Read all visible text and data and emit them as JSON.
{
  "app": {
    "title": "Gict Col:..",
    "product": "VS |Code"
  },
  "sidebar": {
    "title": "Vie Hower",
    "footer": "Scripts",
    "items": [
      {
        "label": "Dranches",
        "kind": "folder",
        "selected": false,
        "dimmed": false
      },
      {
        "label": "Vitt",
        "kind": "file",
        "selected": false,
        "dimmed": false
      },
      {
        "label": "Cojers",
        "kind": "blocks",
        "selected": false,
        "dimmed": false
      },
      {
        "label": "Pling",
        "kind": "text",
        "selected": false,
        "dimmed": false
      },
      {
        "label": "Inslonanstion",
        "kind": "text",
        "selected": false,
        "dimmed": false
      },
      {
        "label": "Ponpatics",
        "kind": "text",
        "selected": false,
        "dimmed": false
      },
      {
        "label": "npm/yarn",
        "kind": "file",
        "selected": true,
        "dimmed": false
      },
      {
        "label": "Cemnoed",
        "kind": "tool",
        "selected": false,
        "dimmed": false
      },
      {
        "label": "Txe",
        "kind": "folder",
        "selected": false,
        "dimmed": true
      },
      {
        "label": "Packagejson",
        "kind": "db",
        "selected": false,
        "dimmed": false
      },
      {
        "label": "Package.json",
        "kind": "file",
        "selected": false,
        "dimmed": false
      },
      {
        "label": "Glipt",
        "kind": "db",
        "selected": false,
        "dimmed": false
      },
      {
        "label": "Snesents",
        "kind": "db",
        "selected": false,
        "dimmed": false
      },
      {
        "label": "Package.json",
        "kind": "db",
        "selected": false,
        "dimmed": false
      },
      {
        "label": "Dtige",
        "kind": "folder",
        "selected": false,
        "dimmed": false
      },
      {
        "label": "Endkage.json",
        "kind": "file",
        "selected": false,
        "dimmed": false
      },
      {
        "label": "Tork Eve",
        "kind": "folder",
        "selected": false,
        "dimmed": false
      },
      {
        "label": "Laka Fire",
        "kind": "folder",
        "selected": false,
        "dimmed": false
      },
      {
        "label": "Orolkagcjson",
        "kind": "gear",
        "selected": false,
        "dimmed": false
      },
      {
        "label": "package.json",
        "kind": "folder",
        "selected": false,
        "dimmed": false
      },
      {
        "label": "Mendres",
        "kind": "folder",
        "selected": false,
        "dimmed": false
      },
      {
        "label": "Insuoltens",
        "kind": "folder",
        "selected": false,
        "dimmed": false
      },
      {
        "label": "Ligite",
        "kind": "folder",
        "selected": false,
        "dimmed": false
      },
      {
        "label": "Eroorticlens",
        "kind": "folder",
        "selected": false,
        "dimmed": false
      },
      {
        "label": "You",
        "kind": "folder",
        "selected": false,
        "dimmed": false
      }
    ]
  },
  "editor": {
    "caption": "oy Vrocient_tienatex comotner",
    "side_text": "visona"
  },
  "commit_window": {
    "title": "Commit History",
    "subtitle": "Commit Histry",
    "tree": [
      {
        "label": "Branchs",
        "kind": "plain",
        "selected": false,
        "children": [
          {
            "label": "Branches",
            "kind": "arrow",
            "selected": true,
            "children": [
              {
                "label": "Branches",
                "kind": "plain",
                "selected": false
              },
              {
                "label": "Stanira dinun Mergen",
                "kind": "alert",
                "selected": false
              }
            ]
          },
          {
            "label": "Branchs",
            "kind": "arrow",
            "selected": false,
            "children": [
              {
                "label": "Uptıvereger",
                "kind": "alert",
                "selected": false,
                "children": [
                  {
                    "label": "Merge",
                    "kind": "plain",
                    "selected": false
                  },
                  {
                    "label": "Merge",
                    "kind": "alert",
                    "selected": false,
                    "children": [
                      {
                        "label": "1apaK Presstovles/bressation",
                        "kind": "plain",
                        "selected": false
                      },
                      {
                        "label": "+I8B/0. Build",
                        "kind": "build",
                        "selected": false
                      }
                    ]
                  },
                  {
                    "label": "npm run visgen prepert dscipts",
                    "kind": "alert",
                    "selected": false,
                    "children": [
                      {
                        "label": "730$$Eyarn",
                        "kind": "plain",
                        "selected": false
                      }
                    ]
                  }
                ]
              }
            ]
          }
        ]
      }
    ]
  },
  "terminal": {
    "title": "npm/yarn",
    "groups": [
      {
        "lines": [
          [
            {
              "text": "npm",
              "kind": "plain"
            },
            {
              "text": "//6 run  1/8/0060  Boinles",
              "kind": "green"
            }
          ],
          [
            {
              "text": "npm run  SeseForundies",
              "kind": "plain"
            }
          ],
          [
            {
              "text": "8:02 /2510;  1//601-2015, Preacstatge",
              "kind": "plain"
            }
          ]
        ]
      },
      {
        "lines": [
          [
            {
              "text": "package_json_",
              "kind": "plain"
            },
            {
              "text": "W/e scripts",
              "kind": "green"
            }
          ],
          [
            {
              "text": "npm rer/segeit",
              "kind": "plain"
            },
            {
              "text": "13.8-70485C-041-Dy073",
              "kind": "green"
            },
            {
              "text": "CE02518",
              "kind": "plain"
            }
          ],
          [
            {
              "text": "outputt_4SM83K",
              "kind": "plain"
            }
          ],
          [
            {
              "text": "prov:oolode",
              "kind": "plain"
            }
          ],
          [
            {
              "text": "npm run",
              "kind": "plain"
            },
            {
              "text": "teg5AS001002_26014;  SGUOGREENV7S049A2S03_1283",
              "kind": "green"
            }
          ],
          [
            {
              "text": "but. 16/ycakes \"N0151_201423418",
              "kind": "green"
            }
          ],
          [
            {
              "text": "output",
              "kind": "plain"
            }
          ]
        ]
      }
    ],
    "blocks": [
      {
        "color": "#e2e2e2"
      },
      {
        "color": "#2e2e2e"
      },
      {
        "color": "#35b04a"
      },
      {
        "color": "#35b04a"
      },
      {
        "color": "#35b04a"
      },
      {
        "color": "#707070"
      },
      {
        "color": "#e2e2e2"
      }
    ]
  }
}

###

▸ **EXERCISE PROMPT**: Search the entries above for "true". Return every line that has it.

▸ **EXERCISE OUTPUT**:
        "selected": true,
        "dimmed": true
            "selected": true,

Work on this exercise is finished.